WHAT YOU SHOULD DO:
A faithful, complete copy of the records is required.
···
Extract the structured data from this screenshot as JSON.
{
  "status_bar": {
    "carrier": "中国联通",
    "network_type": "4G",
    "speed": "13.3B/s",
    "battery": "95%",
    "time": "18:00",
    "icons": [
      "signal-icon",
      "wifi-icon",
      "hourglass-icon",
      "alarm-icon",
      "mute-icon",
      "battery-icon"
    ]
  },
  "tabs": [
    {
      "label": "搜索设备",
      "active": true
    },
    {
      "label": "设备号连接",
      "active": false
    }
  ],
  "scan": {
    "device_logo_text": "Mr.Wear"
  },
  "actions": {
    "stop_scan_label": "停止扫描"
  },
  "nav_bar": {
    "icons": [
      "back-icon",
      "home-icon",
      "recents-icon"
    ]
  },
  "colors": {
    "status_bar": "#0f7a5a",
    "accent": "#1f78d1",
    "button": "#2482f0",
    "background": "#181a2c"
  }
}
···
RESPONSE BELOW:
Extract the structured data from this screenshot as JSON.
{
  "status_bar": {
    "carrier": "中国联通",
    "network_type": "4G",
    "speed": "13.3B/s",
    "battery": "95%",
    "time": "18:00",
    "icons": [
      "signal-icon",
      "wifi-icon",
      "hourglass-icon",
      "alarm-icon",
      "mute-icon",
      "battery-icon"
    ]
  },
  "tabs": [
    {
      "label": "搜索设备",
      "active": true
    },
    {
      "label": "设备号连接",
      "active": false
    }
  ],
  "scan": {
    "device_logo_text": "Mr.Wear"
  },
  "actions": {
    "stop_scan_label": "停止扫描"
  },
  "nav_bar": {
    "icons": [
      "back-icon",
      "home-icon",
      "recents-icon"
    ]
  },
  "colors": {
    "status_bar": "#0f7a5a",
    "accent": "#1f78d1",
    "button": "#2482f0",
    "background": "#181a2c"
  }
}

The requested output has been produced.